(Excerpts from an interface dataset)
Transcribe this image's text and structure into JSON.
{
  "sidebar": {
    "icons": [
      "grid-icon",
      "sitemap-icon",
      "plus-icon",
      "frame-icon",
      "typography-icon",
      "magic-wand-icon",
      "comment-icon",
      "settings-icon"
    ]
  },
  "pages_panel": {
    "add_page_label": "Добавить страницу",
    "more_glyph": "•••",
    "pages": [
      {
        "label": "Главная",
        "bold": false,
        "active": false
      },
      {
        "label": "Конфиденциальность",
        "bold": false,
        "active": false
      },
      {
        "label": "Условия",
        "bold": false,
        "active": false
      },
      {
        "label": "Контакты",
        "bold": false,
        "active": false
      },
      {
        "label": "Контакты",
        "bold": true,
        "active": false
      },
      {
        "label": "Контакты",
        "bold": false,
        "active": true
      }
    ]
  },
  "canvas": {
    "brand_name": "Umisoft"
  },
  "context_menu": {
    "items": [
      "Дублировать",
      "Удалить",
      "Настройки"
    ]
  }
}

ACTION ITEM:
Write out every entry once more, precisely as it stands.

EXPECTED ANSWER:
Transcribe this image's text and structure into JSON.
{
  "sidebar": {
    "icons": [
      "grid-icon",
      "sitemap-icon",
      "plus-icon",
      "frame-icon",
      "typography-icon",
      "magic-wand-icon",
      "comment-icon",
      "settings-icon"
    ]
  },
  "pages_panel": {
    "add_page_label": "Добавить страницу",
    "more_glyph": "•••",
    "pages": [
      {
        "label": "Главная",
        "bold": false,
        "active": false
      },
      {
        "label": "Конфиденциальность",
        "bold": false,
        "active": false
      },
      {
        "label": "Условия",
        "bold": false,
        "active": false
      },
      {
        "label": "Контакты",
        "bold": false,
        "active": false
      },
      {
        "label": "Контакты",
        "bold": true,
        "active": false
      },
      {
        "label": "Контакты",
        "bold": false,
        "active": true
      }
    ]
  },
  "canvas": {
    "brand_name": "Umisoft"
  },
  "context_menu": {
    "items": [
      "Дублировать",
      "Удалить",
      "Настройки"
    ]
  }
}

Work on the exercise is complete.